▸ **What the task requires**: When a line in the listing below contains the word "JSON", return a copy of that line.

***** Provided material *****

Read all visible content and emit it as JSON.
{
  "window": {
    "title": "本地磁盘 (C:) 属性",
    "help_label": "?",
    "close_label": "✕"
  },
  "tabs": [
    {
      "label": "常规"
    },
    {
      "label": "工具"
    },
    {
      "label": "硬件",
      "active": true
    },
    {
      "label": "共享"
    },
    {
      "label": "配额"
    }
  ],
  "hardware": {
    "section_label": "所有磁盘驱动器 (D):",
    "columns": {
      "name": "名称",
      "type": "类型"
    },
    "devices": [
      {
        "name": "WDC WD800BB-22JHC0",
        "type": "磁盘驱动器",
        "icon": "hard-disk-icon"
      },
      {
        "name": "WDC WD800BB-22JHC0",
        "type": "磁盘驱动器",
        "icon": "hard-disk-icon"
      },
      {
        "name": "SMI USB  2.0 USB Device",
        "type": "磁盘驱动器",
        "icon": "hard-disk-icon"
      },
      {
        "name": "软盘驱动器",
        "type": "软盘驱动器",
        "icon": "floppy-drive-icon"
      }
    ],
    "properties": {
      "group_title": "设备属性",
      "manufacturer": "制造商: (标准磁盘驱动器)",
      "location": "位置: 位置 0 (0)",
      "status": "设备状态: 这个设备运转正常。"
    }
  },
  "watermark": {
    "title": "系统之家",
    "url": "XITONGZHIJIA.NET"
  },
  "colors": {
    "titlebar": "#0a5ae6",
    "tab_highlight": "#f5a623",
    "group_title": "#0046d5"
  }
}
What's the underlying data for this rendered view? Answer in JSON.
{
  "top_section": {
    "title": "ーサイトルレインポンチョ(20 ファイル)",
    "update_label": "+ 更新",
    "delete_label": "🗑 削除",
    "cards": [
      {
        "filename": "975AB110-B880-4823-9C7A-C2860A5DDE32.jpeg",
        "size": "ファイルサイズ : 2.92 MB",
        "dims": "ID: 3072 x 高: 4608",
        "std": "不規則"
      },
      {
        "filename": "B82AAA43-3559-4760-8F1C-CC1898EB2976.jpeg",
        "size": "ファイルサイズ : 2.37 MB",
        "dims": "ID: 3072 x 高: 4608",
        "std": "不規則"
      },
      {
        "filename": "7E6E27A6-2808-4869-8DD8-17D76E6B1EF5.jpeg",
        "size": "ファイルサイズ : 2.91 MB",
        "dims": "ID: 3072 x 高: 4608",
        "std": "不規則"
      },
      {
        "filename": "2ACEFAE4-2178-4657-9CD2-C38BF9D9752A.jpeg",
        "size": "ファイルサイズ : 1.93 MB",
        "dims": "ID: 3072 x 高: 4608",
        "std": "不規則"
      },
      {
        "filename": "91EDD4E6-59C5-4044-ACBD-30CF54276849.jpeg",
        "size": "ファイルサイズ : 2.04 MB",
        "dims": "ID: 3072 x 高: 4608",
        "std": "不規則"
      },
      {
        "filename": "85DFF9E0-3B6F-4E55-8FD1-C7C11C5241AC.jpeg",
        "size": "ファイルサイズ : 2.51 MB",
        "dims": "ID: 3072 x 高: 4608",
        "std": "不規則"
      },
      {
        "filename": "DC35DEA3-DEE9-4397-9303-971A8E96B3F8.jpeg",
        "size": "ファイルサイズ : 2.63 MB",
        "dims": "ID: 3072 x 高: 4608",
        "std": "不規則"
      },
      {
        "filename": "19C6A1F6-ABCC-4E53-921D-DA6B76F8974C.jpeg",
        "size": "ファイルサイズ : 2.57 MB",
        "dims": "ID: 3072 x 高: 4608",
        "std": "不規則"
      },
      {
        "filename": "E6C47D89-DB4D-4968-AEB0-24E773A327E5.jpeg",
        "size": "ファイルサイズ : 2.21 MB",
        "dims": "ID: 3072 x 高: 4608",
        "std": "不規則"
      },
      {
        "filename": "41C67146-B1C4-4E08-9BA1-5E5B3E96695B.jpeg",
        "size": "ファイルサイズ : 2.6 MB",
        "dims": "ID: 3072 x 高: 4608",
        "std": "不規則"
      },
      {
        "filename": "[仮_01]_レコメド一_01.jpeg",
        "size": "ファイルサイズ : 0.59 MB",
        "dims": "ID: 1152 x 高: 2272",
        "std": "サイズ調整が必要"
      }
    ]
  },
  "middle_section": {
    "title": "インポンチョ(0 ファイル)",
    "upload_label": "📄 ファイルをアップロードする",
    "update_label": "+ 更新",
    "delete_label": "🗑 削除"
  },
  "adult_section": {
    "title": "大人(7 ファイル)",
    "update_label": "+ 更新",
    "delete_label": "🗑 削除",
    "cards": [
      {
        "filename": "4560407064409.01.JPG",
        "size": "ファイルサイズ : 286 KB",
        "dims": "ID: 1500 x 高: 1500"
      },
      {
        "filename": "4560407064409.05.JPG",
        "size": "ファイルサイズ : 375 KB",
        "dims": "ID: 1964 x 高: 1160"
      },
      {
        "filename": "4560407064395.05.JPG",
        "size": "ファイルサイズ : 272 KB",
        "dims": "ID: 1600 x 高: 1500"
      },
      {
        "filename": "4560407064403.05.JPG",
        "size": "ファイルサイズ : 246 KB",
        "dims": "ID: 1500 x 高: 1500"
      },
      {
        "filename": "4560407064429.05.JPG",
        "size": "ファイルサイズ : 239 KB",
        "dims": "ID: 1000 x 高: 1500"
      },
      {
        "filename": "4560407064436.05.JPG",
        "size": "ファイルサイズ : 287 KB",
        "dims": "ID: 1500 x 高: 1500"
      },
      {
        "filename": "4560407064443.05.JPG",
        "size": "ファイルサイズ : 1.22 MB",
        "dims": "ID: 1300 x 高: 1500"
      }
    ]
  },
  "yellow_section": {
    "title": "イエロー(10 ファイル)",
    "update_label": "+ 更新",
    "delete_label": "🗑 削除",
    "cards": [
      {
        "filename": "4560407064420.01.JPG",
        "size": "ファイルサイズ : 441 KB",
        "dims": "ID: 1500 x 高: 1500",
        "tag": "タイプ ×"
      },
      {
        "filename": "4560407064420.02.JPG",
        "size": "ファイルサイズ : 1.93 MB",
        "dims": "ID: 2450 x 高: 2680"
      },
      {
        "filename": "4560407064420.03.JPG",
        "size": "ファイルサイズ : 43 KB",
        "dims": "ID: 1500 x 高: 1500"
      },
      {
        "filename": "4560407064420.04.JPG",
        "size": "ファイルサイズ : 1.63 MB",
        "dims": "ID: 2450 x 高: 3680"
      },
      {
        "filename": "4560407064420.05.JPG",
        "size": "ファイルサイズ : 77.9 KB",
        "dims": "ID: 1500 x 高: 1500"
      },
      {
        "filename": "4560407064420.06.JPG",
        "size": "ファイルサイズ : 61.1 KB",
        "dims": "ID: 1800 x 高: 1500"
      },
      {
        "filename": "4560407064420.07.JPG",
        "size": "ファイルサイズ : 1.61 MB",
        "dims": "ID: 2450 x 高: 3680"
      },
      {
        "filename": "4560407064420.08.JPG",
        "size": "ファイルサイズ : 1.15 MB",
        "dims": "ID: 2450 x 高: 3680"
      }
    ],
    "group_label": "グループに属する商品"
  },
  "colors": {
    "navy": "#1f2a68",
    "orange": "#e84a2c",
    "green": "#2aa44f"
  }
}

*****

▸ **Output**:
Read all visible content and emit it as JSON.
What's the underlying data for this rendered view? Answer in JSON.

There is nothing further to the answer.